(Items listed in a dataset)
━━━━
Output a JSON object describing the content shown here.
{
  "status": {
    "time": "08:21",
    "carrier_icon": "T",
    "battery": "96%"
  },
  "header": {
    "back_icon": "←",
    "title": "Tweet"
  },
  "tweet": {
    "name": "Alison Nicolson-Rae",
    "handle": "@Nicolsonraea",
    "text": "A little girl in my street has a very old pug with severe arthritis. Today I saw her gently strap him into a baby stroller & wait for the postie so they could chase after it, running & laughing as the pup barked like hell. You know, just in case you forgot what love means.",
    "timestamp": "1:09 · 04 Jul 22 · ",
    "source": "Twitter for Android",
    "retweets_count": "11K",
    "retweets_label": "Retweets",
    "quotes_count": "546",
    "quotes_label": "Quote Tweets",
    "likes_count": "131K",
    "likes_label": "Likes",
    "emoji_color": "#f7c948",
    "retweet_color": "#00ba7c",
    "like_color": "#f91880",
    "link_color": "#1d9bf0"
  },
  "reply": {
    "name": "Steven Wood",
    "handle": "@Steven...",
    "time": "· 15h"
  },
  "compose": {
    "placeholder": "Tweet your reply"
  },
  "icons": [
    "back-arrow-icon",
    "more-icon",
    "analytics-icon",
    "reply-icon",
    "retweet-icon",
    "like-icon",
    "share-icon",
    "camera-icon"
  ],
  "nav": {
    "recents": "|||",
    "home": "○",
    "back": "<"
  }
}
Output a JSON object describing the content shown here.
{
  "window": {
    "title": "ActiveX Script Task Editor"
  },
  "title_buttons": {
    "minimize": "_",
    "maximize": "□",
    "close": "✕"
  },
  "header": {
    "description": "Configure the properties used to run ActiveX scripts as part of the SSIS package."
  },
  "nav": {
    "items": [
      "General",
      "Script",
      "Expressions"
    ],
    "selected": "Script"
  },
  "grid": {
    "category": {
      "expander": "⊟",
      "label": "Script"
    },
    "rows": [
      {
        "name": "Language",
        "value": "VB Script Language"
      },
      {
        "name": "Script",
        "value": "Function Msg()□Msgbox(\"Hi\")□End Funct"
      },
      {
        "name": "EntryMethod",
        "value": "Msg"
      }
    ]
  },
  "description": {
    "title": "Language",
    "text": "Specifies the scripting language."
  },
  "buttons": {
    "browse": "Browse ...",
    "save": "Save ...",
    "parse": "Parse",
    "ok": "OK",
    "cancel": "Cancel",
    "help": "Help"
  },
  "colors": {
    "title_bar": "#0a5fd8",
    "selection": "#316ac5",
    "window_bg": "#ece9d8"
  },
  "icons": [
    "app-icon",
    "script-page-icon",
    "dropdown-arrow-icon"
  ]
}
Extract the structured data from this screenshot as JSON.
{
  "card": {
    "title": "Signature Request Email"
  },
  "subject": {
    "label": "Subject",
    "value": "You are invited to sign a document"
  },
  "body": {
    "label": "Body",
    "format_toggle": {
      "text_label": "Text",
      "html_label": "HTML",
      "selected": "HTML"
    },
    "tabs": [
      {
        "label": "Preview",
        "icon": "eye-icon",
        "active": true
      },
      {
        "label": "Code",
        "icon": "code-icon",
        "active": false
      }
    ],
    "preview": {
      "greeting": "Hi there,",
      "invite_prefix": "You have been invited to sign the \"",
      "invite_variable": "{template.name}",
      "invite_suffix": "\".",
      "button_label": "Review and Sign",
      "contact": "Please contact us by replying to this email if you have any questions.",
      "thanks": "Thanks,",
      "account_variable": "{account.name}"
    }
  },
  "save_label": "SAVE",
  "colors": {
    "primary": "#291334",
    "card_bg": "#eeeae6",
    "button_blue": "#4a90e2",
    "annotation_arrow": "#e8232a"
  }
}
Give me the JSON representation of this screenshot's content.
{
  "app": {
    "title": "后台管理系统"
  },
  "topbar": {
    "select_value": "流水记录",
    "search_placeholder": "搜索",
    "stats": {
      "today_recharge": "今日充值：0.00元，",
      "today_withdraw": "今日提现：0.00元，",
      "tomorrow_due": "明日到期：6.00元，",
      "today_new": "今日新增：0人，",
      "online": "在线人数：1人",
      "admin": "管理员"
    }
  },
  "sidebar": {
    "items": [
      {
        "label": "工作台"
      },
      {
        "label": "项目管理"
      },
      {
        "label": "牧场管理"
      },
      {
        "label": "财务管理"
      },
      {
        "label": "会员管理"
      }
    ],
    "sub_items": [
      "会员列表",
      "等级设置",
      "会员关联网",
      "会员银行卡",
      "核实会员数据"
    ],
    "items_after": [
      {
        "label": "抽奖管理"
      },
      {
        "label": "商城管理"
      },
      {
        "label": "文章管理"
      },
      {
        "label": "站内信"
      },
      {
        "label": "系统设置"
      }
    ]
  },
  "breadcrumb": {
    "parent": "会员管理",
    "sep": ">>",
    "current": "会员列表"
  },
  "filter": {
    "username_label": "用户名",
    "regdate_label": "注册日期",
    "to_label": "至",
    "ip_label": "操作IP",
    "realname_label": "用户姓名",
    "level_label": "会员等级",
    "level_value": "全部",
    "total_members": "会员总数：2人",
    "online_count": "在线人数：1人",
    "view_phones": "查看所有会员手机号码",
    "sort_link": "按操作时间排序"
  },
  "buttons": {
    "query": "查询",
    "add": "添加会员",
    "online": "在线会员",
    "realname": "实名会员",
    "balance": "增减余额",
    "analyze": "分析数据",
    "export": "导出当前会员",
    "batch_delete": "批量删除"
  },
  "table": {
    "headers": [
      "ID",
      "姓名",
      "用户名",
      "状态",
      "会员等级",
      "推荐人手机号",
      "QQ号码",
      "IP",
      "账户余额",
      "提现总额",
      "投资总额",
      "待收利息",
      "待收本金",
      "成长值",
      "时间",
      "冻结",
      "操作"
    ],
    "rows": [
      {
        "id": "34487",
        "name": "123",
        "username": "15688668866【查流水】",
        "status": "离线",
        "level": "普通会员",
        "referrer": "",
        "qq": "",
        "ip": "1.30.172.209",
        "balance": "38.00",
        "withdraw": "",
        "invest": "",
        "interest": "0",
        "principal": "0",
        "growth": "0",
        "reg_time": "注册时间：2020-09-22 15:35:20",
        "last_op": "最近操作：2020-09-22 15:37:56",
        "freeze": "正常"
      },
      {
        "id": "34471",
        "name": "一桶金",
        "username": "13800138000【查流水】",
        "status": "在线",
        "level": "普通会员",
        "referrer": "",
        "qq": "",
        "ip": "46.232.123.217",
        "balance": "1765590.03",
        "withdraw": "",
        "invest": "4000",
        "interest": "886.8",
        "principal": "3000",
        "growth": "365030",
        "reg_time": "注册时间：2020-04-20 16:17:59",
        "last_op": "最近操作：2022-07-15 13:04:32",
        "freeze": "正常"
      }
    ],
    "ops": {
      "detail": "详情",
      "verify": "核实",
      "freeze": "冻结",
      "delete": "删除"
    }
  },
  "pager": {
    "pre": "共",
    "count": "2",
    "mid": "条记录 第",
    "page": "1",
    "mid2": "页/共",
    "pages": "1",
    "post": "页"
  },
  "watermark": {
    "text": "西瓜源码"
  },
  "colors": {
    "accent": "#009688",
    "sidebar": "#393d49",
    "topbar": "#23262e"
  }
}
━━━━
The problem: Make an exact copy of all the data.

Answer:
Output a JSON object describing the content shown here.
{
  "status": {
    "time": "08:21",
    "carrier_icon": "T",
    "battery": "96%"
  },
  "header": {
    "back_icon": "←",
    "title": "Tweet"
  },
  "tweet": {
    "name": "Alison Nicolson-Rae",
    "handle": "@Nicolsonraea",
    "text": "A little girl in my street has a very old pug with severe arthritis. Today I saw her gently strap him into a baby stroller & wait for the postie so they could chase after it, running & laughing as the pup barked like hell. You know, just in case you forgot what love means.",
    "timestamp": "1:09 · 04 Jul 22 · ",
    "source": "Twitter for Android",
    "retweets_count": "11K",
    "retweets_label": "Retweets",
    "quotes_count": "546",
    "quotes_label": "Quote Tweets",
    "likes_count": "131K",
    "likes_label": "Likes",
    "emoji_color": "#f7c948",
    "retweet_color": "#00ba7c",
    "like_color": "#f91880",
    "link_color": "#1d9bf0"
  },
  "reply": {
    "name": "Steven Wood",
    "handle": "@Steven...",
    "time": "· 15h"
  },
  "compose": {
    "placeholder": "Tweet your reply"
  },
  "icons": [
    "back-arrow-icon",
    "more-icon",
    "analytics-icon",
    "reply-icon",
    "retweet-icon",
    "like-icon",
    "share-icon",
    "camera-icon"
  ],
  "nav": {
    "recents": "|||",
    "home": "○",
    "back": "<"
  }
}
Output a JSON object describing the content shown here.
{
  "window": {
    "title": "ActiveX Script Task Editor"
  },
  "title_buttons": {
    "minimize": "_",
    "maximize": "□",
    "close": "✕"
  },
  "header": {
    "description": "Configure the properties used to run ActiveX scripts as part of the SSIS package."
  },
  "nav": {
    "items": [
      "General",
      "Script",
      "Expressions"
    ],
    "selected": "Script"
  },
  "grid": {
    "category": {
      "expander": "⊟",
      "label": "Script"
    },
    "rows": [
      {
        "name": "Language",
        "value": "VB Script Language"
      },
      {
        "name": "Script",
        "value": "Function Msg()□Msgbox(\"Hi\")□End Funct"
      },
      {
        "name": "EntryMethod",
        "value": "Msg"
      }
    ]
  },
  "description": {
    "title": "Language",
    "text": "Specifies the scripting language."
  },
  "buttons": {
    "browse": "Browse ...",
    "save": "Save ...",
    "parse": "Parse",
    "ok": "OK",
    "cancel": "Cancel",
    "help": "Help"
  },
  "colors": {
    "title_bar": "#0a5fd8",
    "selection": "#316ac5",
    "window_bg": "#ece9d8"
  },
  "icons": [
    "app-icon",
    "script-page-icon",
    "dropdown-arrow-icon"
  ]
}
Extract the structured data from this screenshot as JSON.
{
  "card": {
    "title": "Signature Request Email"
  },
  "subject": {
    "label": "Subject",
    "value": "You are invited to sign a document"
  },
  "body": {
    "label": "Body",
    "format_toggle": {
      "text_label": "Text",
      "html_label": "HTML",
      "selected": "HTML"
    },
    "tabs": [
      {
        "label": "Preview",
        "icon": "eye-icon",
        "active": true
      },
      {
        "label": "Code",
        "icon": "code-icon",
        "active": false
      }
    ],
    "preview": {
      "greeting": "Hi there,",
      "invite_prefix": "You have been invited to sign the \"",
      "invite_variable": "{template.name}",
      "invite_suffix": "\".",
      "button_label": "Review and Sign",
      "contact": "Please contact us by replying to this email if you have any questions.",
      "thanks": "Thanks,",
      "account_variable": "{account.name}"
    }
  },
  "save_label": "SAVE",
  "colors": {
    "primary": "#291334",
    "card_bg": "#eeeae6",
    "button_blue": "#4a90e2",
    "annotation_arrow": "#e8232a"
  }
}
Give me the JSON representation of this screenshot's content.
{
  "app": {
    "title": "后台管理系统"
  },
  "topbar": {
    "select_value": "流水记录",
    "search_placeholder": "搜索",
    "stats": {
      "today_recharge": "今日充值：0.00元，",
      "today_withdraw": "今日提现：0.00元，",
      "tomorrow_due": "明日到期：6.00元，",
      "today_new": "今日新增：0人，",
      "online": "在线人数：1人",
      "admin": "管理员"
    }
  },
  "sidebar": {
    "items": [
      {
        "label": "工作台"
      },
      {
        "label": "项目管理"
      },
      {
        "label": "牧场管理"
      },
      {
        "label": "财务管理"
      },
      {
        "label": "会员管理"
      }
    ],
    "sub_items": [
      "会员列表",
      "等级设置",
      "会员关联网",
      "会员银行卡",
      "核实会员数据"
    ],
    "items_after": [
      {
        "label": "抽奖管理"
      },
      {
        "label": "商城管理"
      },
      {
        "label": "文章管理"
      },
      {
        "label": "站内信"
      },
      {
        "label": "系统设置"
      }
    ]
  },
  "breadcrumb": {
    "parent": "会员管理",
    "sep": ">>",
    "current": "会员列表"
  },
  "filter": {
    "username_label": "用户名",
    "regdate_label": "注册日期",
    "to_label": "至",
    "ip_label": "操作IP",
    "realname_label": "用户姓名",
    "level_label": "会员等级",
    "level_value": "全部",
    "total_members": "会员总数：2人",
    "online_count": "在线人数：1人",
    "view_phones": "查看所有会员手机号码",
    "sort_link": "按操作时间排序"
  },
  "buttons": {
    "query": "查询",
    "add": "添加会员",
    "online": "在线会员",
    "realname": "实名会员",
    "balance": "增减余额",
    "analyze": "分析数据",
    "export": "导出当前会员",
    "batch_delete": "批量删除"
  },
  "table": {
    "headers": [
      "ID",
      "姓名",
      "用户名",
      "状态",
      "会员等级",
      "推荐人手机号",
      "QQ号码",
      "IP",
      "账户余额",
      "提现总额",
      "投资总额",
      "待收利息",
      "待收本金",
      "成长值",
      "时间",
      "冻结",
      "操作"
    ],
    "rows": [
      {
        "id": "34487",
        "name": "123",
        "username": "15688668866【查流水】",
        "status": "离线",
        "level": "普通会员",
        "referrer": "",
        "qq": "",
        "ip": "1.30.172.209",
        "balance": "38.00",
        "withdraw": "",
        "invest": "",
        "interest": "0",
        "principal": "0",
        "growth": "0",
        "reg_time": "注册时间：2020-09-22 15:35:20",
        "last_op": "最近操作：2020-09-22 15:37:56",
        "freeze": "正常"
      },
      {
        "id": "34471",
        "name": "一桶金",
        "username": "13800138000【查流水】",
        "status": "在线",
        "level": "普通会员",
        "referrer": "",
        "qq": "",
        "ip": "46.232.123.217",
        "balance": "1765590.03",
        "withdraw": "",
        "invest": "4000",
        "interest": "886.8",
        "principal": "3000",
        "growth": "365030",
        "reg_time": "注册时间：2020-04-20 16:17:59",
        "last_op": "最近操作：2022-07-15 13:04:32",
        "freeze": "正常"
      }
    ],
    "ops": {
      "detail": "详情",
      "verify": "核实",
      "freeze": "冻结",
      "delete": "删除"
    }
  },
  "pager": {
    "pre": "共",
    "count": "2",
    "mid": "条记录 第",
    "page": "1",
    "mid2": "页/共",
    "pages": "1",
    "post": "页"
  },
  "watermark": {
    "text": "西瓜源码"
  },
  "colors": {
    "accent": "#009688",
    "sidebar": "#393d49",
    "topbar": "#23262e"
  }
}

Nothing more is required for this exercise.